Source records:
______________________________
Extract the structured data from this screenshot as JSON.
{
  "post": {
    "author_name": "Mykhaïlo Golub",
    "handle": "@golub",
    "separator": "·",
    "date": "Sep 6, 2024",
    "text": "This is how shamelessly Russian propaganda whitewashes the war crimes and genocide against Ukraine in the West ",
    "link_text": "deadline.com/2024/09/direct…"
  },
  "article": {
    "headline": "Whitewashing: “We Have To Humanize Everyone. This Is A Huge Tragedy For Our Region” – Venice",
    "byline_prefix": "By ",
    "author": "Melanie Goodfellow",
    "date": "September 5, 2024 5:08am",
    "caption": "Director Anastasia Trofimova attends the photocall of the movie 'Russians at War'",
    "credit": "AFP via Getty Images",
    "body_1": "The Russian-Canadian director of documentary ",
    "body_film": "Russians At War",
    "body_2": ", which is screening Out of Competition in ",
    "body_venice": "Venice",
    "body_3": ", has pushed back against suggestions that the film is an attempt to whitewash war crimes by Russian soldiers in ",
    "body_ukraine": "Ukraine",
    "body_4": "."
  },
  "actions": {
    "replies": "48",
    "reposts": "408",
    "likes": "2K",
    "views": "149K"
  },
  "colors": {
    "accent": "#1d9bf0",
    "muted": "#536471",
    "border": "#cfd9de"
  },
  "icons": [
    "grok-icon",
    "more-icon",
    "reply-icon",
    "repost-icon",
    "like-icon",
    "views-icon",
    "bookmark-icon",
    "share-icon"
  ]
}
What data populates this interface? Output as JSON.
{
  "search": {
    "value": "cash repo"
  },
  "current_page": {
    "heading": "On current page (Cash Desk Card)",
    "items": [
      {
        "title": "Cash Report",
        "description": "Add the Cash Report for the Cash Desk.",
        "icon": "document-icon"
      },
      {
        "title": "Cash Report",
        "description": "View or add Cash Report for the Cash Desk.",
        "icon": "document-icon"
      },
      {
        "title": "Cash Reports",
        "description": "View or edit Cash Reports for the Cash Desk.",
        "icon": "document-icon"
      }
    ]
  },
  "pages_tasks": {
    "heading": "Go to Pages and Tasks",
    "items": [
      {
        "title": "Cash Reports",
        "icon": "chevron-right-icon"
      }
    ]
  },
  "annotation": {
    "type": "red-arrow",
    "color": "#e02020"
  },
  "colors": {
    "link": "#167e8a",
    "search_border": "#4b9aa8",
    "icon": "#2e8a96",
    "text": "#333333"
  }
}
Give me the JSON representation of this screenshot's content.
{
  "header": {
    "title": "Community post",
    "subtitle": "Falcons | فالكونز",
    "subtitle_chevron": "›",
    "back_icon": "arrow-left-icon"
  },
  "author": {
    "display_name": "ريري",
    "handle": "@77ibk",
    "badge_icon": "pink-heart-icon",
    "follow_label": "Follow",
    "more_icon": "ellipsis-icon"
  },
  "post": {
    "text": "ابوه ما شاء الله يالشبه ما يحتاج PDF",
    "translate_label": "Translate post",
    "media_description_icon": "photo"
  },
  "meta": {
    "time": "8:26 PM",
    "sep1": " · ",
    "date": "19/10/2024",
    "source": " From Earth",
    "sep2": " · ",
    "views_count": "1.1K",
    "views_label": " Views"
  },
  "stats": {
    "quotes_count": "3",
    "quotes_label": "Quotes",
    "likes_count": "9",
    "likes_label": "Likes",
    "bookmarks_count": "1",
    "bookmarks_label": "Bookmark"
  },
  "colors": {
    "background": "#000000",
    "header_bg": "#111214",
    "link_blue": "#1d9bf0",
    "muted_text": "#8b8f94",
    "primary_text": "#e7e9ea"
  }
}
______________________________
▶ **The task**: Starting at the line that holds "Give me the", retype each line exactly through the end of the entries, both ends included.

▶ **Solution**:
Give me the JSON representation of this screenshot's content.
{
  "header": {
    "title": "Community post",
    "subtitle": "Falcons | فالكونز",
    "subtitle_chevron": "›",
    "back_icon": "arrow-left-icon"
  },
  "author": {
    "display_name": "ريري",
    "handle": "@77ibk",
    "badge_icon": "pink-heart-icon",
    "follow_label": "Follow",
    "more_icon": "ellipsis-icon"
  },
  "post": {
    "text": "ابوه ما شاء الله يالشبه ما يحتاج PDF",
    "translate_label": "Translate post",
    "media_description_icon": "photo"
  },
  "meta": {
    "time": "8:26 PM",
    "sep1": " · ",
    "date": "19/10/2024",
    "source": " From Earth",
    "sep2": " · ",
    "views_count": "1.1K",
    "views_label": " Views"
  },
  "stats": {
    "quotes_count": "3",
    "quotes_label": "Quotes",
    "likes_count": "9",
    "likes_label": "Likes",
    "bookmarks_count": "1",
    "bookmarks_label": "Bookmark"
  },
  "colors": {
    "background": "#000000",
    "header_bg": "#111214",
    "link_blue": "#1d9bf0",
    "muted_text": "#8b8f94",
    "primary_text": "#e7e9ea"
  }
}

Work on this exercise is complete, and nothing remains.